YOUR ASSIGNMENT >>
Scan the records that follow, and whenever a line has the word "summary", copy it.

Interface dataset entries
= = = =

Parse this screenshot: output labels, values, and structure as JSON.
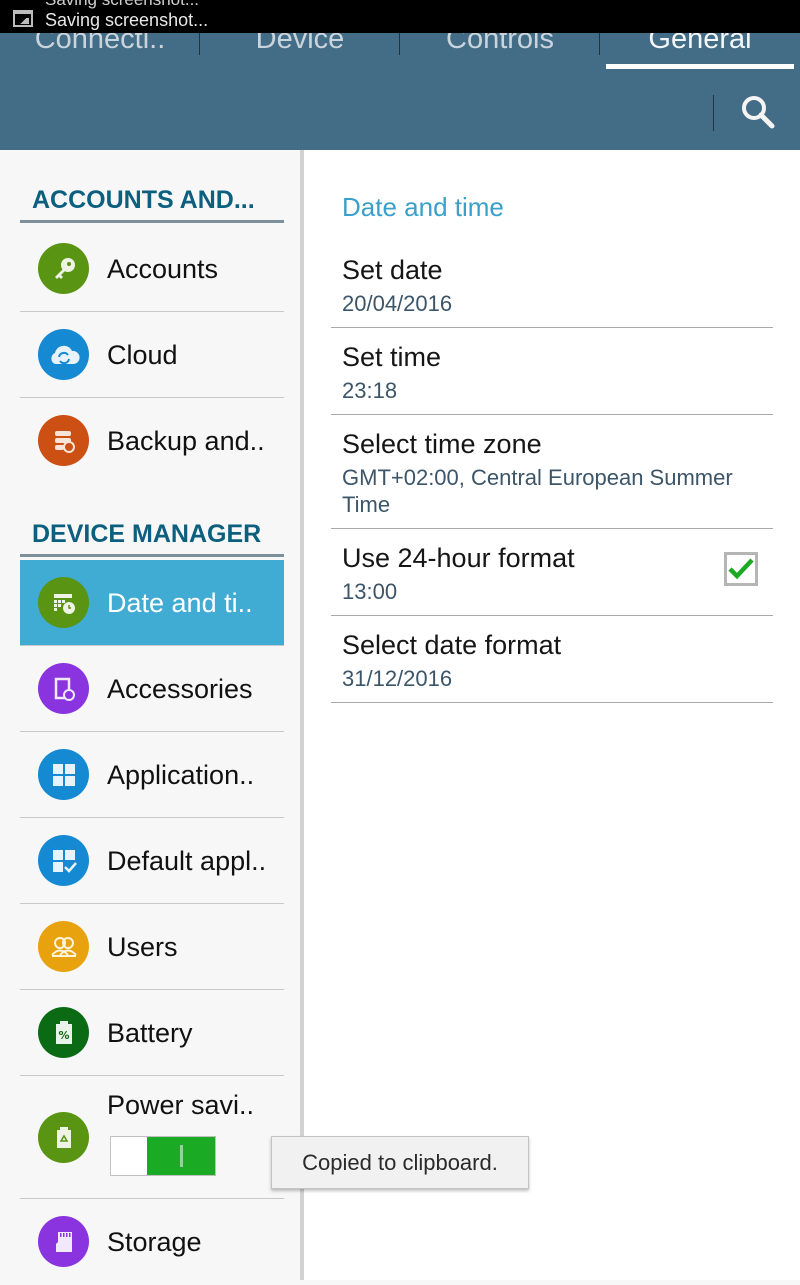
{
  "status_bar": {
    "notification_prev": "Saving screenshot...",
    "notification": "Saving screenshot..."
  },
  "tabs": [
    {
      "label": "Connecti..",
      "active": false
    },
    {
      "label": "Device",
      "active": false
    },
    {
      "label": "Controls",
      "active": false
    },
    {
      "label": "General",
      "active": true
    }
  ],
  "search_icon": "search-icon",
  "sidebar": {
    "sections": [
      {
        "title": "ACCOUNTS AND...",
        "items": [
          {
            "label": "Accounts",
            "icon": "key-icon",
            "color": "#5a9413"
          },
          {
            "label": "Cloud",
            "icon": "cloud-sync-icon",
            "color": "#1589d2"
          },
          {
            "label": "Backup and..",
            "icon": "backup-icon",
            "color": "#cc4f14"
          }
        ]
      },
      {
        "title": "DEVICE MANAGER",
        "items": [
          {
            "label": "Date and ti..",
            "icon": "calendar-clock-icon",
            "color": "#5a9413",
            "selected": true
          },
          {
            "label": "Accessories",
            "icon": "accessories-icon",
            "color": "#8a34e0"
          },
          {
            "label": "Application..",
            "icon": "apps-grid-icon",
            "color": "#1589d2"
          },
          {
            "label": "Default appl..",
            "icon": "default-apps-icon",
            "color": "#1589d2"
          },
          {
            "label": "Users",
            "icon": "users-icon",
            "color": "#e8a20e"
          },
          {
            "label": "Battery",
            "icon": "battery-icon",
            "color": "#0b6b14"
          },
          {
            "label": "Power savi..",
            "icon": "power-saving-icon",
            "color": "#5a9413",
            "toggle_on": true
          },
          {
            "label": "Storage",
            "icon": "sd-card-icon",
            "color": "#8a34e0"
          }
        ]
      }
    ]
  },
  "detail": {
    "title": "Date and time",
    "prefs": [
      {
        "title": "Set date",
        "summary": "20/04/2016"
      },
      {
        "title": "Set time",
        "summary": "23:18"
      },
      {
        "title": "Select time zone",
        "summary": "GMT+02:00, Central European Summer Time"
      },
      {
        "title": "Use 24-hour format",
        "summary": "13:00",
        "checked": true
      },
      {
        "title": "Select date format",
        "summary": "31/12/2016"
      }
    ]
  },
  "toast": "Copied to clipboard.",
  "colors": {
    "action_bar": "#436c86",
    "accent": "#3aa0c9",
    "selected_item": "#40acd3",
    "section_title": "#0c5f7e",
    "check": "#1aaa24"
  }
}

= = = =

RESPONSE FOR THIS EXERCISE >>
        "summary": "20/04/2016"
        "summary": "23:18"
        "summary": "GMT+02:00, Central European Summer Time"
        "summary": "13:00",
        "summary": "31/12/2016"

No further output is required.